Kane said he and his team will continue to hone this new technology and further explore its potential applications.


'/>"/>

Contact: Michael Mullaney
mullam@rpi.edu
518-276-6161
Rensselaer Polytechnic Institute  
Source:Eurekalert

Related biology news :

1. U of M begins nations first clinical trial using T-reg cells from cord blood in leukemia treatment
2. Fever causing headaches for Aussie parents
3. Using evolution, UW team creates a template for many new therapeutic agents
4. Using green chemistry to deliver cutting-edge drugs
5. IGERT fellows to design biodevices using flexible electronics
6. Prediction of RNA pseudoknots using heuristic modeling with mapping and sequential folding
7. Computer program traces ancestry using anonymous DNA samples
8. Using nanotubes to detect and repair cracks in aircraft wings, other structures
9. Book on weeds and invasive plants discusses how to manage them using ecological approaches
10. Study shows housing development on the rise near national forests
11. Rare cancer-causing syndrome found, for the first time, in Singapore
Post Your Comments:
*Name:
*Comment:
*Email:
Related Image:
Using carbon nanotubes to seek and destroy anthrax toxin and other harmful proteins
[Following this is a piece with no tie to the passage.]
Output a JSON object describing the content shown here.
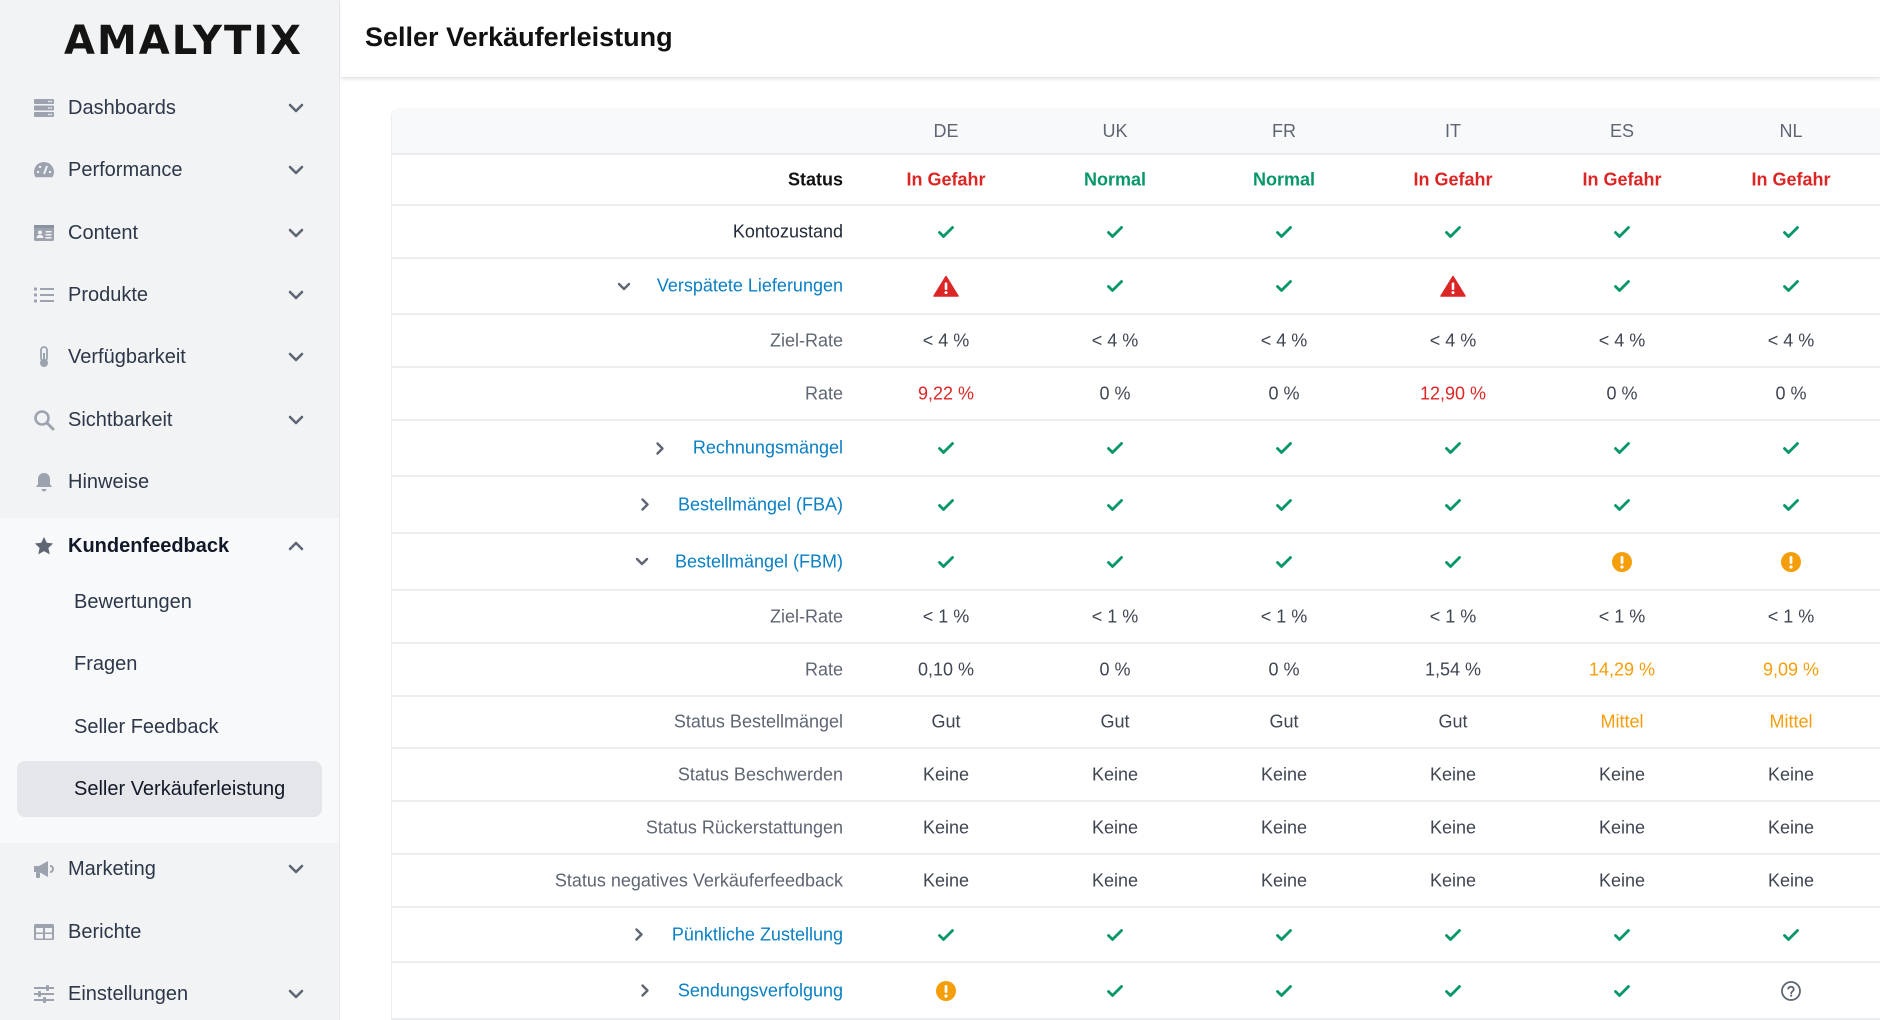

(Date:6/9/2016)... an innovation leader in attendance control systems is proud to announce the introduction of ... make sure the right employees are actually signing in, and to even control the ... ... ... ...
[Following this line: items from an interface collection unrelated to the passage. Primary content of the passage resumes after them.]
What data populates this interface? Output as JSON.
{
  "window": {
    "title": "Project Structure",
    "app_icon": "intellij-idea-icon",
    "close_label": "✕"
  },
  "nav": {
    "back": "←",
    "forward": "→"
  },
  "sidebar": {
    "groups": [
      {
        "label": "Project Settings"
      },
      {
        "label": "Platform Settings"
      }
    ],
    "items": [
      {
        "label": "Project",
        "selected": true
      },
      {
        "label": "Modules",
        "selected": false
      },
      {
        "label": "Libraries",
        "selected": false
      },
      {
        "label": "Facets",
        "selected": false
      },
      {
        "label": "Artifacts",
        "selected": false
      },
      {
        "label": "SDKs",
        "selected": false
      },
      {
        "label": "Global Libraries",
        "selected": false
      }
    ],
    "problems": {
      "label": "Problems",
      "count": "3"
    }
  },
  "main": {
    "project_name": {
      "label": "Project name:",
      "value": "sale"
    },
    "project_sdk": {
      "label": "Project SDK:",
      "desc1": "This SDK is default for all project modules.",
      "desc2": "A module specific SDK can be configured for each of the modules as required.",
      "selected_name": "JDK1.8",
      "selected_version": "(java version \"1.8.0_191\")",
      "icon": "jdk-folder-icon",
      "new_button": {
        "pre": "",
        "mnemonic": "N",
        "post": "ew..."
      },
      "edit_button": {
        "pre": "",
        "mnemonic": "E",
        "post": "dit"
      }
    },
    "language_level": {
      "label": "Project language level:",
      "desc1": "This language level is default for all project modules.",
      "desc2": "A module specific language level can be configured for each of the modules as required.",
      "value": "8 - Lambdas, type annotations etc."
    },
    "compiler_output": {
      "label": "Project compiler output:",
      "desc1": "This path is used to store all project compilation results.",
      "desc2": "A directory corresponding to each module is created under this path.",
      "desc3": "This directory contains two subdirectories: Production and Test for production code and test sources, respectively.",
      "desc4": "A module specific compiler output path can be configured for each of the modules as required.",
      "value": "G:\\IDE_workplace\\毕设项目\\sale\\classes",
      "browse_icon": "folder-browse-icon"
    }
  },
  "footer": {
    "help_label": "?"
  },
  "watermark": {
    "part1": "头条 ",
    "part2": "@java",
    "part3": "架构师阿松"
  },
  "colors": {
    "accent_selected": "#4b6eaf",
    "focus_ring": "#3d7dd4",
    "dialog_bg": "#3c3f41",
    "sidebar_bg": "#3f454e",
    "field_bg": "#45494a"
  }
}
(Date:6/7/2016)... 7, 2016  Syngrafii Inc. and San Antonio ... that includes integrating Syngrafii,s patented LongPen™ eSignature "Wet" ... collaboration will result in greater convenience for SACU ... while maintaining existing document workflow and compliance requirements. ... Highlights: ...
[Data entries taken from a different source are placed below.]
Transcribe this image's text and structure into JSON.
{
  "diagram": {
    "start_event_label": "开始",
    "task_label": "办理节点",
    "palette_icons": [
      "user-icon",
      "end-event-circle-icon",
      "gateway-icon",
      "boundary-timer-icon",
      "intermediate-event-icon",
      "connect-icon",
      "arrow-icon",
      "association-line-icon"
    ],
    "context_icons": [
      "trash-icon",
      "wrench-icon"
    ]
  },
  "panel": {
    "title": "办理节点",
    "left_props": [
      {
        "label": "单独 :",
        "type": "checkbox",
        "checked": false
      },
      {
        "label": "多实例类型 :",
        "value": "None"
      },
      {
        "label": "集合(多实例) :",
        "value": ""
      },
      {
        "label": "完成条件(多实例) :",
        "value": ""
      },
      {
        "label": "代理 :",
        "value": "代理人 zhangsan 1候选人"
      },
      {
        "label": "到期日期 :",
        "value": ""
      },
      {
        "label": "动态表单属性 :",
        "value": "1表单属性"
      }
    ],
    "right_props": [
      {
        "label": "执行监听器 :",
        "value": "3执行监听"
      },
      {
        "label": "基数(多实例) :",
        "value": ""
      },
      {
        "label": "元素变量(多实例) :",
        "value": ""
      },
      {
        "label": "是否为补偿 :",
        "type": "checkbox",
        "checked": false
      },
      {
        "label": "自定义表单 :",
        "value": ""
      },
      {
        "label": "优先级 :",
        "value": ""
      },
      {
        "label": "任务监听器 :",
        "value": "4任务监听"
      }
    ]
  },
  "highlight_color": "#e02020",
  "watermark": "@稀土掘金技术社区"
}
(Date:6/2/2016)... 2016 The Department of Transport Management ... 44 million US Dollar project, for the , ... Personalization, Enrolment, and IT Infrastructure , to ... and implementation of Identity Management Solutions. Numerous renowned international vendors ... Decatur was selected for the most compliant and ...
Breaking Biology News(10 mins):
(Date:6/23/2016)... ... June 23, 2016 , ... Mosio, a ... eBook, “Clinical Trials Patient Recruitment and Retention Tips.” Partnering with experienced clinical research ... by providing practical tips, tools, and strategies for clinical researchers. , “The landscape ...
(Date:6/23/2016)... , June 23, 2016   Boston ... of novel compounds designed to target cancer stemness ... has been granted Orphan Drug Designation from the ... treatment of gastric cancer, including gastroesophageal junction (GEJ) ... inhibitor designed to inhibit cancer stemness pathways by ...
(Date:6/23/2016)... June 23, 2016 A person commits a crime, ... scene to track the criminal down. An outbreak ... and Drug Administration (FDA) uses DNA evidence to track down ... Sound far-fetched? It,s not. The FDA has increasingly used ... investigations of foodborne illnesses. Put as simply as possible, whole ...
(Date:6/23/2016)... ... 23, 2016 , ... Charm Sciences, Inc. is pleased to ... AOAC Research Institute approval 061601. , “This is another AOAC-RI approval of the ... Vice President of Regulatory and Industrial Affairs. “The Peel Plate methods perform comparably ...
Breaking Biology Technology: